_What the exercise asks_
Would you please repeat the material exactly, from the first line to the last?

--- Input for this task Enclosed Below ---

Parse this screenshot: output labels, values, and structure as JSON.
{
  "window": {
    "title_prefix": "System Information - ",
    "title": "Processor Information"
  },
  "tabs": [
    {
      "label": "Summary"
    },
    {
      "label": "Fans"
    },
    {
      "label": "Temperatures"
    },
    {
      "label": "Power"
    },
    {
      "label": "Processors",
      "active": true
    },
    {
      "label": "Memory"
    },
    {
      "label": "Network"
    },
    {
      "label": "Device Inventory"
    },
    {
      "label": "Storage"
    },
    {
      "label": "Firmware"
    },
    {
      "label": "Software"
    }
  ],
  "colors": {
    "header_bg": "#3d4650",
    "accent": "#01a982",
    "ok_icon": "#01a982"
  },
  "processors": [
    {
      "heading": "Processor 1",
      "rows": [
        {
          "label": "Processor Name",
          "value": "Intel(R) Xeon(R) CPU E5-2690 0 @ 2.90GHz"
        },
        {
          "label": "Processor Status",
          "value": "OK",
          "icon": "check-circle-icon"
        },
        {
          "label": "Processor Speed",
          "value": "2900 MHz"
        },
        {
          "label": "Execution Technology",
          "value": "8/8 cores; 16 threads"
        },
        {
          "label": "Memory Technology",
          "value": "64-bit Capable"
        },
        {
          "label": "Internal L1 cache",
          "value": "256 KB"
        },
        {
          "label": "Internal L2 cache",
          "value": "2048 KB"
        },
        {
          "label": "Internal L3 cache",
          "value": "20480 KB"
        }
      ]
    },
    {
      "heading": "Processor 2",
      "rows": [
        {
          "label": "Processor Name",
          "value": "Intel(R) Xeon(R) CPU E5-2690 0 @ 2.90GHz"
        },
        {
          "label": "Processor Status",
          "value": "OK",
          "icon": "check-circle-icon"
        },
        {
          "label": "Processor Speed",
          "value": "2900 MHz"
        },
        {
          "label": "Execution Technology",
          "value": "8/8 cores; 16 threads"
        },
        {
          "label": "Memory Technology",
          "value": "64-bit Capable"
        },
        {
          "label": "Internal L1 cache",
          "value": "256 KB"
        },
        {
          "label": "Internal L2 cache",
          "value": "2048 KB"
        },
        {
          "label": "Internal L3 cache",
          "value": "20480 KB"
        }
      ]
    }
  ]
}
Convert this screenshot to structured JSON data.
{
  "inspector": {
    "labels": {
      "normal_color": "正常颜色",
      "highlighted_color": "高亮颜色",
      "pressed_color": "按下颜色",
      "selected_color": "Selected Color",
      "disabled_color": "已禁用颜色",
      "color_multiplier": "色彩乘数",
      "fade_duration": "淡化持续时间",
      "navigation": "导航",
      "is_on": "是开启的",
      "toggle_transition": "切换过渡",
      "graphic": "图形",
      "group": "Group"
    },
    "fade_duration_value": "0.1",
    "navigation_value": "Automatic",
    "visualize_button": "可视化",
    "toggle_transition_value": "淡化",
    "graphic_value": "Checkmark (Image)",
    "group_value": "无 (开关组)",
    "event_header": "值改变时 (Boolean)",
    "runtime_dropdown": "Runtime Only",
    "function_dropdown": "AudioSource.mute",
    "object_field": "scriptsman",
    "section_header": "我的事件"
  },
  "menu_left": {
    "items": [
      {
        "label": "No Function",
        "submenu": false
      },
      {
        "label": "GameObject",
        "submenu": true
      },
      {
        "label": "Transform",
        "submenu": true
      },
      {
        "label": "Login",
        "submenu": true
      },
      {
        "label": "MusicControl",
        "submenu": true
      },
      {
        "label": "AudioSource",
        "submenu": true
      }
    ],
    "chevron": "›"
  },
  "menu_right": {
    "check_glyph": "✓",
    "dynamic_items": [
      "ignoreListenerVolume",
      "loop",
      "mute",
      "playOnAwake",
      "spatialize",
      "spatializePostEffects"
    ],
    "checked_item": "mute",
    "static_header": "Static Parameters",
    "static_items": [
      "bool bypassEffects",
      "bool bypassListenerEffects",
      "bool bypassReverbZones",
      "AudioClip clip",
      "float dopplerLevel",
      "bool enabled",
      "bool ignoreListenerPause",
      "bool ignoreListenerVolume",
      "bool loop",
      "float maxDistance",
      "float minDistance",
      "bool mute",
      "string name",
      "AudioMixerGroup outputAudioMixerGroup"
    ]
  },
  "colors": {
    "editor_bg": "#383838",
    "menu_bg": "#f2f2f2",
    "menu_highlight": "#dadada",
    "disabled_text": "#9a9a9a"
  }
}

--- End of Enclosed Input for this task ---

_Exercise solution_
Parse this screenshot: output labels, values, and structure as JSON.
{
  "window": {
    "title_prefix": "System Information - ",
    "title": "Processor Information"
  },
  "tabs": [
    {
      "label": "Summary"
    },
    {
      "label": "Fans"
    },
    {
      "label": "Temperatures"
    },
    {
      "label": "Power"
    },
    {
      "label": "Processors",
      "active": true
    },
    {
      "label": "Memory"
    },
    {
      "label": "Network"
    },
    {
      "label": "Device Inventory"
    },
    {
      "label": "Storage"
    },
    {
      "label": "Firmware"
    },
    {
      "label": "Software"
    }
  ],
  "colors": {
    "header_bg": "#3d4650",
    "accent": "#01a982",
    "ok_icon": "#01a982"
  },
  "processors": [
    {
      "heading": "Processor 1",
      "rows": [
        {
          "label": "Processor Name",
          "value": "Intel(R) Xeon(R) CPU E5-2690 0 @ 2.90GHz"
        },
        {
          "label": "Processor Status",
          "value": "OK",
          "icon": "check-circle-icon"
        },
        {
          "label": "Processor Speed",
          "value": "2900 MHz"
        },
        {
          "label": "Execution Technology",
          "value": "8/8 cores; 16 threads"
        },
        {
          "label": "Memory Technology",
          "value": "64-bit Capable"
        },
        {
          "label": "Internal L1 cache",
          "value": "256 KB"
        },
        {
          "label": "Internal L2 cache",
          "value": "2048 KB"
        },
        {
          "label": "Internal L3 cache",
          "value": "20480 KB"
        }
      ]
    },
    {
      "heading": "Processor 2",
      "rows": [
        {
          "label": "Processor Name",
          "value": "Intel(R) Xeon(R) CPU E5-2690 0 @ 2.90GHz"
        },
        {
          "label": "Processor Status",
          "value": "OK",
          "icon": "check-circle-icon"
        },
        {
          "label": "Processor Speed",
          "value": "2900 MHz"
        },
        {
          "label": "Execution Technology",
          "value": "8/8 cores; 16 threads"
        },
        {
          "label": "Memory Technology",
          "value": "64-bit Capable"
        },
        {
          "label": "Internal L1 cache",
          "value": "256 KB"
        },
        {
          "label": "Internal L2 cache",
          "value": "2048 KB"
        },
        {
          "label": "Internal L3 cache",
          "value": "20480 KB"
        }
      ]
    }
  ]
}
Convert this screenshot to structured JSON data.
{
  "inspector": {
    "labels": {
      "normal_color": "正常颜色",
      "highlighted_color": "高亮颜色",
      "pressed_color": "按下颜色",
      "selected_color": "Selected Color",
      "disabled_color": "已禁用颜色",
      "color_multiplier": "色彩乘数",
      "fade_duration": "淡化持续时间",
      "navigation": "导航",
      "is_on": "是开启的",
      "toggle_transition": "切换过渡",
      "graphic": "图形",
      "group": "Group"
    },
    "fade_duration_value": "0.1",
    "navigation_value": "Automatic",
    "visualize_button": "可视化",
    "toggle_transition_value": "淡化",
    "graphic_value": "Checkmark (Image)",
    "group_value": "无 (开关组)",
    "event_header": "值改变时 (Boolean)",
    "runtime_dropdown": "Runtime Only",
    "function_dropdown": "AudioSource.mute",
    "object_field": "scriptsman",
    "section_header": "我的事件"
  },
  "menu_left": {
    "items": [
      {
        "label": "No Function",
        "submenu": false
      },
      {
        "label": "GameObject",
        "submenu": true
      },
      {
        "label": "Transform",
        "submenu": true
      },
      {
        "label": "Login",
        "submenu": true
      },
      {
        "label": "MusicControl",
        "submenu": true
      },
      {
        "label": "AudioSource",
        "submenu": true
      }
    ],
    "chevron": "›"
  },
  "menu_right": {
    "check_glyph": "✓",
    "dynamic_items": [
      "ignoreListenerVolume",
      "loop",
      "mute",
      "playOnAwake",
      "spatialize",
      "spatializePostEffects"
    ],
    "checked_item": "mute",
    "static_header": "Static Parameters",
    "static_items": [
      "bool bypassEffects",
      "bool bypassListenerEffects",
      "bool bypassReverbZones",
      "AudioClip clip",
      "float dopplerLevel",
      "bool enabled",
      "bool ignoreListenerPause",
      "bool ignoreListenerVolume",
      "bool loop",
      "float maxDistance",
      "float minDistance",
      "bool mute",
      "string name",
      "AudioMixerGroup outputAudioMixerGroup"
    ]
  },
  "colors": {
    "editor_bg": "#383838",
    "menu_bg": "#f2f2f2",
    "menu_highlight": "#dadada",
    "disabled_text": "#9a9a9a"
  }
}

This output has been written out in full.